I may have told you about the time Tony Campolo was teaching at the University of Pennsylvania, and he happened to mention Jesus in one of his classes. Specifically he said that, “Jesus had a habit of reaching out and spending time with those who were outcasts in society – tax collectors, notorious sinners, even prostitutes.”
With that one of his students raised his hand and said, “Jesus never met a prostitute.”
Dr. Campolo said, “Yes, he did. It’s right there in the gospels. You must have missed it.”
“No. I didn’t. Jesus never met a prostitute. Because when he saw a woman who was trapped in prostitution, he didn’t see a prostitute. He saw a child of God.”
Here’s one more example and opportunity – Politics and Political Conversations.
You can frame the other person as the enemy or woefully ignorant and uninformed, or you can view them someone who cares passionately about this country and has arrived at very different conclusions – and maybe we can better understand each other and find some middle ground.
In closing . . .
The most profound example of reframing is the Cross of Christ.
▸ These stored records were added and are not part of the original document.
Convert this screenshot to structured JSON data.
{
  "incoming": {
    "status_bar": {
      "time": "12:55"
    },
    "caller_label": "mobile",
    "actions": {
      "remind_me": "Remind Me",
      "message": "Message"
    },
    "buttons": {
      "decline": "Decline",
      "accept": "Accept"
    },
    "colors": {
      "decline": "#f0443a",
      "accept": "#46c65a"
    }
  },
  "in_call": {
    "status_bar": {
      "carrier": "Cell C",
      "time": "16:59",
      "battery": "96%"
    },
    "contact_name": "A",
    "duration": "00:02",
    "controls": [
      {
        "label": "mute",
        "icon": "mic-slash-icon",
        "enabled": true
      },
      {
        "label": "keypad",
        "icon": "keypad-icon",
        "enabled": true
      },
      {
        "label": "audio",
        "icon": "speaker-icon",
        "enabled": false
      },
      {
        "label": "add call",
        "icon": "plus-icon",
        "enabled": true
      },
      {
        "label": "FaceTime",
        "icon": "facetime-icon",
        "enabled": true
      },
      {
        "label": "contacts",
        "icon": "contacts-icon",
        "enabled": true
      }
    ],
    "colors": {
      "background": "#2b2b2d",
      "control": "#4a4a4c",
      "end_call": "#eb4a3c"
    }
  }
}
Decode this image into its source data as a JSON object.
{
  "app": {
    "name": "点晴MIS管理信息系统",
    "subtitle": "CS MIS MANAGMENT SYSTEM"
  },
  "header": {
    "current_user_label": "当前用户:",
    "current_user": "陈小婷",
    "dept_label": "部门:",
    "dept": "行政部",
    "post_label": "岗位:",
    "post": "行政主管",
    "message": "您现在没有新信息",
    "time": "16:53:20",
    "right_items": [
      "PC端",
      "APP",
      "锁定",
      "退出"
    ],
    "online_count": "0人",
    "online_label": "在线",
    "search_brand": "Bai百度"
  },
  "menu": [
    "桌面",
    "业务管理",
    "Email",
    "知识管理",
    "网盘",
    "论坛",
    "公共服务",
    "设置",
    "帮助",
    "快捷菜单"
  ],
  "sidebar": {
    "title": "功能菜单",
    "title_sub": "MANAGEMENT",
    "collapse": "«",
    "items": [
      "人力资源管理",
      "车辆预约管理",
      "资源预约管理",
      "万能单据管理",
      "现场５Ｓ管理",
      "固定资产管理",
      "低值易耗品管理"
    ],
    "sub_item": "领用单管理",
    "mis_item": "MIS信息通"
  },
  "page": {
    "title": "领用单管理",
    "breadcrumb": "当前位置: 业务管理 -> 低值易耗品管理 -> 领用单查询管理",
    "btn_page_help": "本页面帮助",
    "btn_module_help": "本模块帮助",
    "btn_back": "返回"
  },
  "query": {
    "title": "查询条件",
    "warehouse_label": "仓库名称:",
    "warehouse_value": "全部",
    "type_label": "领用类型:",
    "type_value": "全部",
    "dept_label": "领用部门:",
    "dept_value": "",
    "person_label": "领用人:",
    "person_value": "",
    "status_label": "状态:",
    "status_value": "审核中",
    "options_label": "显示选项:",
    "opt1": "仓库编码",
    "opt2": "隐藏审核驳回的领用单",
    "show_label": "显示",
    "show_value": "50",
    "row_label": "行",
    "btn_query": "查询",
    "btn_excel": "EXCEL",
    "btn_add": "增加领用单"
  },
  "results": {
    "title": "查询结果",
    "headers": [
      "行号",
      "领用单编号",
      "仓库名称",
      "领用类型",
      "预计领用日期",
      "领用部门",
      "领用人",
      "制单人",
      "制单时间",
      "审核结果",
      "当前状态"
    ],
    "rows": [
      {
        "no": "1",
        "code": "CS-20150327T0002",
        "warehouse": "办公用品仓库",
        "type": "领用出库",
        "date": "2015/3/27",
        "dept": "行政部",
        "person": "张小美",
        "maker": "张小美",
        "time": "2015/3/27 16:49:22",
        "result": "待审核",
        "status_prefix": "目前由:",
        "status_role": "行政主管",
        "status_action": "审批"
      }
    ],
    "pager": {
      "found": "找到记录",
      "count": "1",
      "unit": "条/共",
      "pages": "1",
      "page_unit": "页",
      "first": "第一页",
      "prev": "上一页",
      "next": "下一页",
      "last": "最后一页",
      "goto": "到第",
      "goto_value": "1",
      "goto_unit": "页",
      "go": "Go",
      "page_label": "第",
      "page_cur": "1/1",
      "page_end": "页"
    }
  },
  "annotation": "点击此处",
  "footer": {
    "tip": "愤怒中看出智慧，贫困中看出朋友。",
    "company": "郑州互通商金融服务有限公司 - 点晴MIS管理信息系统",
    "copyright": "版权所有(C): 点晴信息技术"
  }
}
God took the awful events of Good Friday and turned it into our salvation. This is how the earliest Christians reframed the Cross. The reframed the Day of Crucifixion – called it Good Friday.
- They saw the Cross as an expression of God’s unconditional love for us.
- They saw it as God becoming one with our struggles, our suffering, even our death.
- Christ takes all that the world can throw at him, and he overcomes with love, he overcomes it with Easter
I hope you found this helpful.
Try some reframing this week.